* 27 Pounds: Americas consume an average of 27 pounds of bananas every year.
* Pennsylvania First: The banana split was first served in Pennsylvania in 1904.
* Origins: Most commercially grown bananas are clones of one another and originated from a single plant in Southeast Asia.
When we lived in Maine we had our share of backyard visitors. From rabbits to bears there was always an interesting species to gaze at through the windows. However, since they were wild animals we never interacted with them, and we instructed the kids to give these animals plenty of space.
Since arriving in Merida, Mexico we have encountered a new type of backyard visitor: the alley cat. Little did we know when renting our house that it came with a backyard full of alley cats. The landlords left us instructions to feed the cats as they help keep away rodents and other pests. At first we weren’t sure that this was such a good idea. It definitely goes against our “leave wild animals to themselves” motto. However, we quickly discovered that many of these cats are more akin to pets then wild animals, and a few are used to being fed several times daily by the inhabitants of the house.
So, we began a daily ritual of feeding and getting to know the cats. Most of them stay up on the roof and only come down when food is put out. It is actually kind of creepy to know that they are watching you from above all day. Usually they are very skittish and shy, but the group has no problem flocking into the yard when they hear the cat food being poured.
In our first few days here we noticed one little fellow (we call him Young Tiger) who was the runt of the group. He was often picked on by some of the older, street hardened alley cats and pushed away from the food. Our family took a liking to him and we began to give him special treatment. After that he started to spend all of his time in our yard and put up with High Five’s loud, erratic attempts at becoming friends 🙂 With the kids’ protection and constant care he has gained weight and is starting to hold his own against the other cats.
Feeding alley cats is an odd situation to find ourselves in, and we probably wouldn’t be doing it if the landlords hadn’t made the request (and provided the initial food). It feels weird to take care of an animal knowing that we will be leaving in a short while.
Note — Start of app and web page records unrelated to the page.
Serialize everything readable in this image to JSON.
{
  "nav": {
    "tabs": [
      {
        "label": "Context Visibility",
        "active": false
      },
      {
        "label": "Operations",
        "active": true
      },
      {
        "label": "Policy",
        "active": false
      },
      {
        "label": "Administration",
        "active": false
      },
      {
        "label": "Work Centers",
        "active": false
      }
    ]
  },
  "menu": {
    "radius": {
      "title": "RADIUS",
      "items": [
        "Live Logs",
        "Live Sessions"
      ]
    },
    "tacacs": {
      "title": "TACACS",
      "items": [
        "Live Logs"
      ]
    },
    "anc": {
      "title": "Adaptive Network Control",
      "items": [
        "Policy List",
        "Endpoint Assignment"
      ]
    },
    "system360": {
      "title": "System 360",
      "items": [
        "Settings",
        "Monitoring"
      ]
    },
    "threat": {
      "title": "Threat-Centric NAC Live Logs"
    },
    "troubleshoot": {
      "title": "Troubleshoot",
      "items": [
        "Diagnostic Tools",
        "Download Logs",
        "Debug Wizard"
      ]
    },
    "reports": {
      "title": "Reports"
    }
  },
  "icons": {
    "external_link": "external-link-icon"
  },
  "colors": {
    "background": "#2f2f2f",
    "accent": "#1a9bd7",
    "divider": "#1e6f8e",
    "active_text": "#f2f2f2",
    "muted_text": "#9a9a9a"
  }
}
However, the kids have dearly loved getting acquainted with their favorite, Young Tiger, and hopefully the landlords will step back in and continue with his feedings when we leave.
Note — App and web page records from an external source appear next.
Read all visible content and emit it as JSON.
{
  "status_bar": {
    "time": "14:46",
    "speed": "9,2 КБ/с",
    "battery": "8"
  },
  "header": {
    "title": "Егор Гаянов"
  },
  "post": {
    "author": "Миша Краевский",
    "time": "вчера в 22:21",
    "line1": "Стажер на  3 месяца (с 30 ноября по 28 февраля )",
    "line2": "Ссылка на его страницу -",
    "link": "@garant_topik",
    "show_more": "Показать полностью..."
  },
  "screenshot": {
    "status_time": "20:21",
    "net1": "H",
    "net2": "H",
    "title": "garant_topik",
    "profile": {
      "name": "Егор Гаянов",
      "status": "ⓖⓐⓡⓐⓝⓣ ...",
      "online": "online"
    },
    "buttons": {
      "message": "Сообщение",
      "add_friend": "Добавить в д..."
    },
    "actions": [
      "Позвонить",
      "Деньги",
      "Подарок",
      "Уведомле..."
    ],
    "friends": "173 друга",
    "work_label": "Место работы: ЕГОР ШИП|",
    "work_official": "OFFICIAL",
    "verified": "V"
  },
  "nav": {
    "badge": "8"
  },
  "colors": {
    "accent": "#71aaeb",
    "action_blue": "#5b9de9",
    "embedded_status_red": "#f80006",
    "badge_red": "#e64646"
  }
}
What is your policy on feeding alley cats? Have you ever lived in an area with stray cats?
Our time in Mérida, Mexico has taught up many lessons about living in a tropical climate:
– Never go to sleep without a fan
– Try to wear as little clothing as possible
– Ants will find their way to any scrap of food, no matter how minuscule
– Mosquitoes are very efficient carriers of disease.
Over the last two weeks our home school science lessons have been made very easy as the kids witnessed first hand how those annoying buzzing bugs (that we just can’t keep out of the house) transferred Dengue Fever between mom and dad. So, just as Five Spice was back up on her feet Five String was taking her place in the fetal position waiting for the fevers to run their course. This time around we have learned our lesson and are keeping Five String covered from head to toe in clothing, which will hopefully keep the mosquitoes from transferring the disease once again. The clothing also helps to hide the very prominent Dengue Rash that covers almost 90% of Five Strings body.
While the tropics sound good during New England’s freezing cold winters we are starting to long for a Fall Freeze that would kill off our flying house guests and take down Dengue Fever with them.
Things have been a bit slow for us as of late. We’re still in recuperation mode as Five Spice recovers from a one week bout with dengue fever, so there’s nothing much to report. Except, of course, an important first step in her convalesce: a dance party. Not letting the 92 degree heat and 80% humidity deter us, we really got the white blood cells flowing in tune to the rhythm. Probably not what the doctor would recommend, but definitely what the doctor ordered 🙂